▶ What you are asked to do: Every line in the records below that holds "marker" must be identified and copied.

▶ Element data from apps and pages:
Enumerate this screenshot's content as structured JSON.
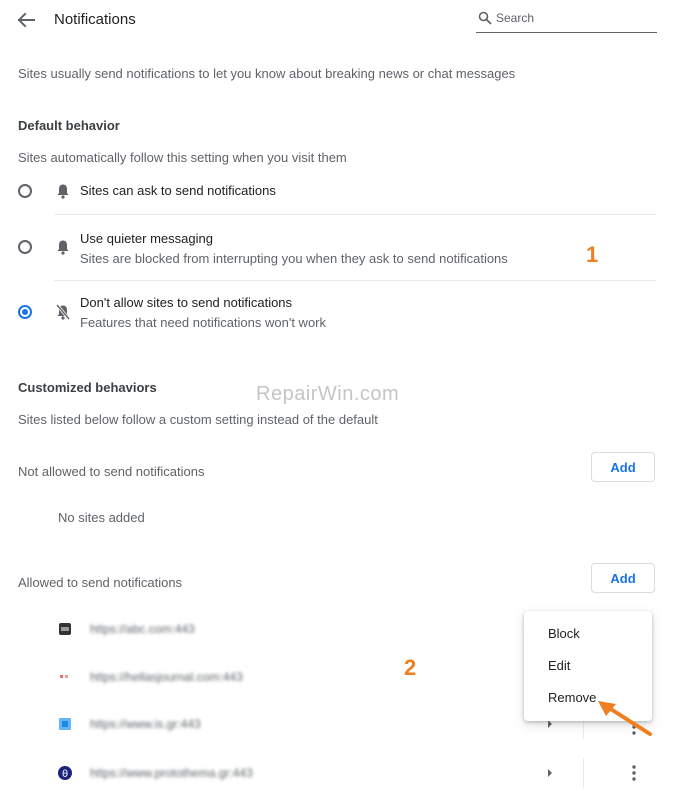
{
  "header": {
    "title": "Notifications",
    "search_placeholder": "Search"
  },
  "intro": "Sites usually send notifications to let you know about breaking news or chat messages",
  "default_behavior": {
    "heading": "Default behavior",
    "description": "Sites automatically follow this setting when you visit them",
    "options": [
      {
        "label": "Sites can ask to send notifications",
        "sublabel": "",
        "icon": "bell-icon",
        "selected": false
      },
      {
        "label": "Use quieter messaging",
        "sublabel": "Sites are blocked from interrupting you when they ask to send notifications",
        "icon": "bell-icon",
        "selected": false
      },
      {
        "label": "Don't allow sites to send notifications",
        "sublabel": "Features that need notifications won't work",
        "icon": "bell-off-icon",
        "selected": true
      }
    ]
  },
  "customized": {
    "heading": "Customized behaviors",
    "description": "Sites listed below follow a custom setting instead of the default",
    "not_allowed": {
      "label": "Not allowed to send notifications",
      "add_label": "Add",
      "empty_text": "No sites added"
    },
    "allowed": {
      "label": "Allowed to send notifications",
      "add_label": "Add",
      "sites": [
        {
          "url": "https://abc.com:443"
        },
        {
          "url": "https://hellasjournal.com:443"
        },
        {
          "url": "https://www.is.gr:443"
        },
        {
          "url": "https://www.protothema.gr:443"
        }
      ]
    }
  },
  "context_menu": {
    "items": [
      "Block",
      "Edit",
      "Remove"
    ]
  },
  "annotations": {
    "step1": "1",
    "step2": "2",
    "watermark": "RepairWin.com"
  },
  "colors": {
    "accent": "#1a73e8",
    "annotation": "#f07f20"
  }
}
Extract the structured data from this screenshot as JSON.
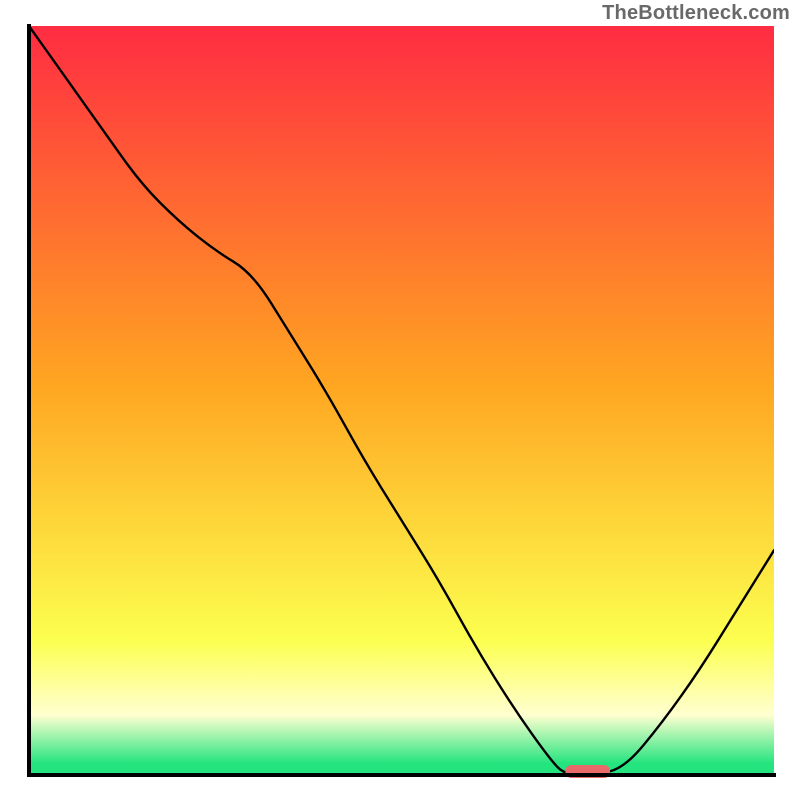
{
  "watermark": "TheBottleneck.com",
  "colors": {
    "red": "#ff2c42",
    "orange": "#ffa621",
    "yellow": "#fcff4f",
    "paleYellow": "#ffffd0",
    "green": "#23e47e",
    "curve": "#000000",
    "marker": "#e96a6a",
    "axis": "#000000"
  },
  "plot": {
    "inner_x": 29,
    "inner_y": 26,
    "inner_w": 745,
    "inner_h": 749,
    "axis_stroke": 4
  },
  "chart_data": {
    "type": "line",
    "title": "",
    "xlabel": "",
    "ylabel": "",
    "xlim": [
      0,
      100
    ],
    "ylim": [
      0,
      100
    ],
    "series": [
      {
        "name": "bottleneck-curve",
        "x": [
          0,
          5,
          10,
          15,
          20,
          25,
          30,
          35,
          40,
          45,
          50,
          55,
          60,
          65,
          70,
          72,
          76,
          80,
          85,
          90,
          95,
          100
        ],
        "y": [
          100,
          93,
          86,
          79,
          74,
          70,
          67,
          59,
          51,
          42,
          34,
          26,
          17,
          9,
          2,
          0,
          0,
          1,
          7,
          14,
          22,
          30
        ]
      }
    ],
    "marker": {
      "name": "optimum-marker",
      "x_start": 72,
      "x_end": 78,
      "y": 0
    },
    "gradient_stops_y_pct": [
      {
        "pct": 0,
        "meaning": "top-red"
      },
      {
        "pct": 48,
        "meaning": "orange"
      },
      {
        "pct": 82,
        "meaning": "yellow"
      },
      {
        "pct": 92,
        "meaning": "pale-yellow"
      },
      {
        "pct": 98.5,
        "meaning": "green"
      },
      {
        "pct": 100,
        "meaning": "bottom-green"
      }
    ]
  }
}
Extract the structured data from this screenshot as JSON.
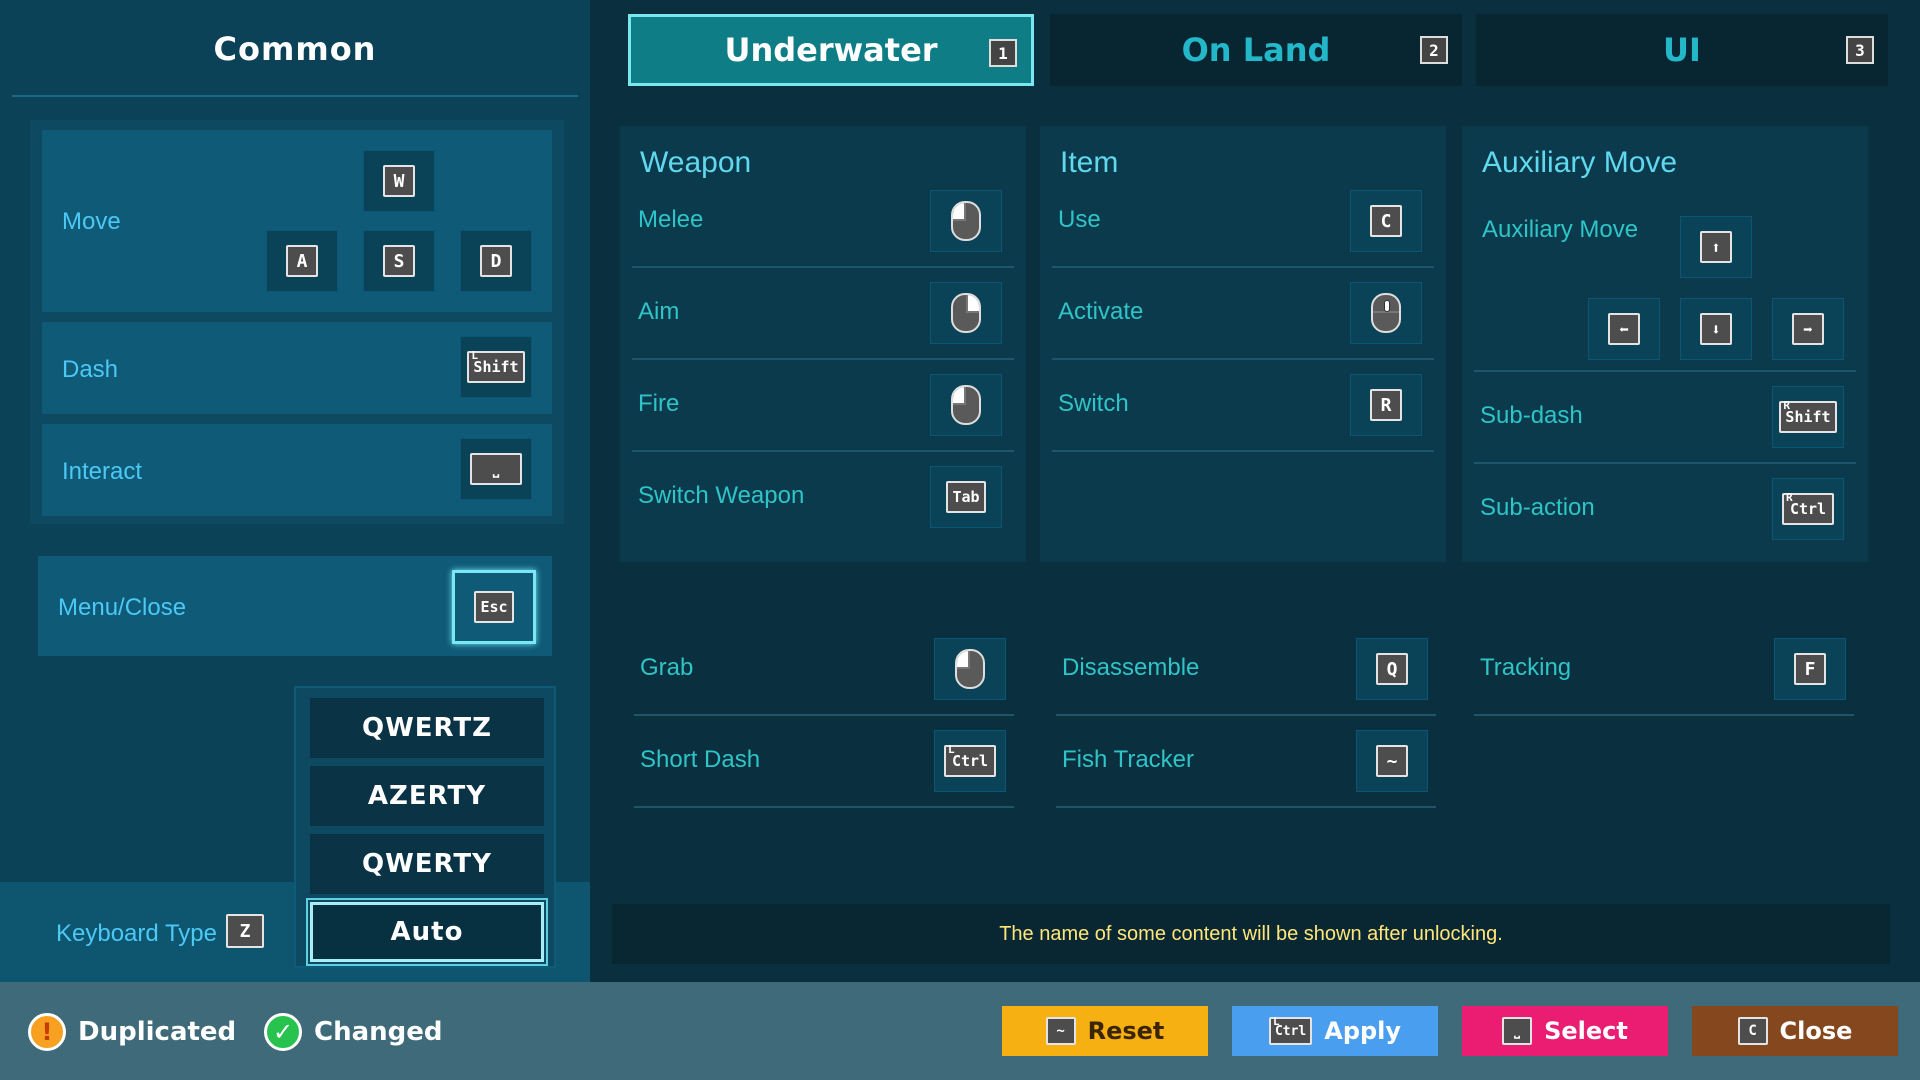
{
  "common": {
    "title": "Common",
    "move_label": "Move",
    "move_keys": [
      "W",
      "A",
      "S",
      "D"
    ],
    "dash_label": "Dash",
    "dash_key": "Shift",
    "dash_key_corner": "L",
    "interact_label": "Interact",
    "interact_key": "⎵",
    "menu_label": "Menu/Close",
    "menu_key": "Esc",
    "keyboard_type_label": "Keyboard Type",
    "keyboard_type_key": "Z",
    "keyboard_options": [
      "QWERTZ",
      "AZERTY",
      "QWERTY",
      "Auto"
    ],
    "keyboard_selected": "Auto"
  },
  "tabs": [
    {
      "label": "Underwater",
      "num": "1",
      "active": true
    },
    {
      "label": "On Land",
      "num": "2",
      "active": false
    },
    {
      "label": "UI",
      "num": "3",
      "active": false
    }
  ],
  "weapon": {
    "title": "Weapon",
    "binds": [
      {
        "label": "Melee",
        "icon": "mouse-left-icon"
      },
      {
        "label": "Aim",
        "icon": "mouse-right-icon"
      },
      {
        "label": "Fire",
        "icon": "mouse-left-icon"
      },
      {
        "label": "Switch Weapon",
        "key": "Tab"
      }
    ]
  },
  "item": {
    "title": "Item",
    "binds": [
      {
        "label": "Use",
        "key": "C"
      },
      {
        "label": "Activate",
        "icon": "mouse-wheel-icon"
      },
      {
        "label": "Switch",
        "key": "R"
      }
    ]
  },
  "auxiliary": {
    "title": "Auxiliary Move",
    "move_label": "Auxiliary Move",
    "arrows": [
      "⬆",
      "⬅",
      "⬇",
      "➡"
    ],
    "binds": [
      {
        "label": "Sub-dash",
        "key": "Shift",
        "corner": "R"
      },
      {
        "label": "Sub-action",
        "key": "Ctrl",
        "corner": "R"
      }
    ]
  },
  "lower": {
    "col1": [
      {
        "label": "Grab",
        "icon": "mouse-left-icon"
      },
      {
        "label": "Short Dash",
        "key": "Ctrl",
        "corner": "L"
      }
    ],
    "col2": [
      {
        "label": "Disassemble",
        "key": "Q"
      },
      {
        "label": "Fish Tracker",
        "key": "~"
      }
    ],
    "col3": [
      {
        "label": "Tracking",
        "key": "F"
      }
    ]
  },
  "notice": "The name of some content will be shown after unlocking.",
  "legend": {
    "duplicated": "Duplicated",
    "changed": "Changed",
    "warn_glyph": "!",
    "check_glyph": "✓"
  },
  "buttons": {
    "reset": {
      "label": "Reset",
      "key": "~"
    },
    "apply": {
      "label": "Apply",
      "key": "Ctrl",
      "corner": "L"
    },
    "select": {
      "label": "Select",
      "key": "⎵"
    },
    "close": {
      "label": "Close",
      "key": "C"
    }
  },
  "colors": {
    "reset": "#f6b012",
    "apply": "#4a9ef0",
    "select": "#eb1d72",
    "close": "#85471e",
    "active_tab": "#0f7d86",
    "notice_text": "#ffe67a"
  }
}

▶ Reply:
    "marker": "#e96a6a",
    "marker": {
      "name": "optimum-marker",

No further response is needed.